▶

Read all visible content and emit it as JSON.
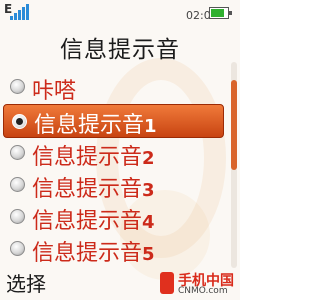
{
  "status_bar": {
    "signal_letter": "E",
    "signal_level": 5,
    "time": "02:04",
    "battery_level": 0.75,
    "battery_icon": "battery-icon"
  },
  "screen": {
    "title": "信息提示音"
  },
  "options": [
    {
      "label": "咔嗒",
      "num": "",
      "selected": false
    },
    {
      "label": "信息提示音",
      "num": "1",
      "selected": true
    },
    {
      "label": "信息提示音",
      "num": "2",
      "selected": false
    },
    {
      "label": "信息提示音",
      "num": "3",
      "selected": false
    },
    {
      "label": "信息提示音",
      "num": "4",
      "selected": false
    },
    {
      "label": "信息提示音",
      "num": "5",
      "selected": false
    }
  ],
  "softkeys": {
    "left": "选择"
  },
  "watermark": {
    "name": "手机中国",
    "url": "CNMO.com"
  },
  "colors": {
    "accent": "#d9642a",
    "selected_bg": "#e0622a",
    "option_text": "#cc2a1a"
  }
}
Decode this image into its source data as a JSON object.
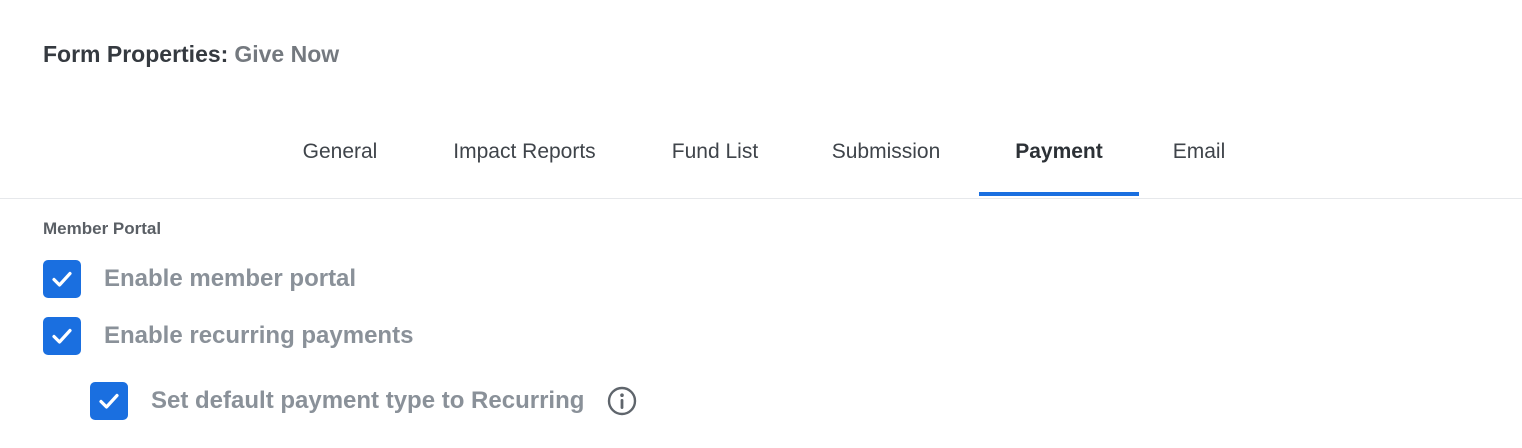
{
  "header": {
    "title_prefix": "Form Properties:",
    "form_name": "Give Now"
  },
  "tabs": [
    {
      "label": "General",
      "active": false
    },
    {
      "label": "Impact Reports",
      "active": false
    },
    {
      "label": "Fund List",
      "active": false
    },
    {
      "label": "Submission",
      "active": false
    },
    {
      "label": "Payment",
      "active": true
    },
    {
      "label": "Email",
      "active": false
    }
  ],
  "member_portal": {
    "section_label": "Member Portal",
    "options": [
      {
        "label": "Enable member portal",
        "checked": true
      },
      {
        "label": "Enable recurring payments",
        "checked": true
      },
      {
        "label": "Set default payment type to Recurring",
        "checked": true,
        "info_icon": "info-circle-icon"
      }
    ]
  },
  "colors": {
    "accent": "#1a6fe0",
    "muted_text": "#8a9199"
  }
}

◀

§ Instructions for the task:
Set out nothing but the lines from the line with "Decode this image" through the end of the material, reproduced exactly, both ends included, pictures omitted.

§ Exercise result:
Decode this image into its source data as a JSON object.
{
  "header": {
    "title_prefix": "Form Properties:",
    "form_name": "Give Now"
  },
  "tabs": [
    {
      "label": "General",
      "active": false
    },
    {
      "label": "Impact Reports",
      "active": false
    },
    {
      "label": "Fund List",
      "active": false
    },
    {
      "label": "Submission",
      "active": false
    },
    {
      "label": "Payment",
      "active": true
    },
    {
      "label": "Email",
      "active": false
    }
  ],
  "member_portal": {
    "section_label": "Member Portal",
    "options": [
      {
        "label": "Enable member portal",
        "checked": true
      },
      {
        "label": "Enable recurring payments",
        "checked": true
      },
      {
        "label": "Set default payment type to Recurring",
        "checked": true,
        "info_icon": "info-circle-icon"
      }
    ]
  },
  "colors": {
    "accent": "#1a6fe0",
    "muted_text": "#8a9199"
  }
}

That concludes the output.